After cooking

Saturday, April 4, 2015

Wild Garlic Chives and Ground Ivy Drop Biscuits

These two wild herbs go really well together.  Wild garlic chives taste like the onion chives that you get at the store only a bit stronger.  Ground ivy (a.k.a. Creeping Charlie), which is in the mint family, tastes like a cross between sage and rosemary.  Currently you will find them blooming with pretty purple/blue flowers. You can eat the flowers, too.  My husband actually prefers this herb over rosemary.  The biscuits are really easy to make and have a gourmet appeal with the attractive greens interspersed.  They are tender on the inside and crusty on the outside.  They are great with soups and stews!

Wild Garlic Chives and Ground Ivy Drop Biscuits


1/4 cup chopped garlic chives
3 T chopped ground ivy leaves and flowers
2 1/2 cups flour
1 teaspoon salt
1 1/2 teaspoon sugar
1 1/2 teaspoons baking powder
1/2 teaspoon baking soda
2 eggs
3/4 cup milk
1 tablespoon lemon juice


Preheat oven to 425 degrees. Grease baking sheet.
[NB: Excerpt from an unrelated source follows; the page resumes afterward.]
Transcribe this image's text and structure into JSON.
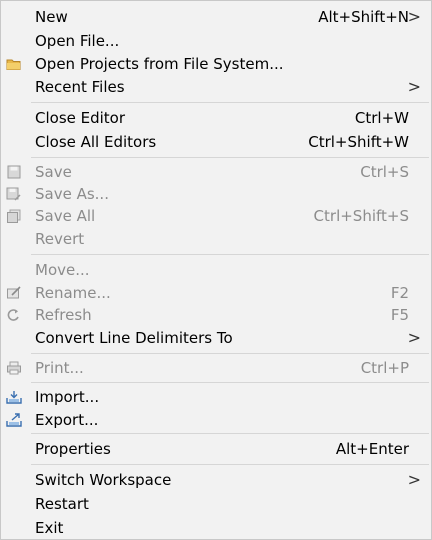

Cut greens.

Mix greens and dry ingredients together in a bowl.  In a separate bowl, mix wet ingredients together.

Add wet to dry ingredients.  Mix until just combined.  Do not over mix.

Run a spring release ice cream scoop under hot water for half a minute.  Shake off extra water.  Scoop dough into the ice cream scoop and release on baking sheet.  Repeat until all the dough is used.  It should make 8 - 9 large biscuits.

Bake 14 minutes until golden brown.

Serve with soup or stew.

Wednesday, April 1, 2015

Banana Clover Bread

This is a great, moist banana bread!  The clover flour gives it a touch more bran-like flavor but it is pleasant and not harsh like I would consider a bran muffin.  It adds more vitamins and reduces the amount of regular flour used.  This is a wonderful recipe to bake when your grocery store sells their over ripe bananas on the sale rack!

Banana Clover Bread


6 over ripe bananas
1/2 cup melted butter
2 eggs
2 cups sugar
2 cups all purpose flour
1 1/4 cup clover flour
1 1/2 t salt
2 t baking soda
sugar for topping (optional)


Preheat oven to 325 degrees.  Grease two loaf pans.

Mash bananas and add wet ingredients.  Mix well.

In a separate bowl, mix dry ingredients, except sugar for topping. Add dry mixture to wet and mix until blended.

Pour equally into two loaf pans.  Sprinkle the top with sugar to make a sweet crunchy crust if you prefer.

Bake for one hour or until it is done when tested with a fork.

The loaves can be frozen for future use.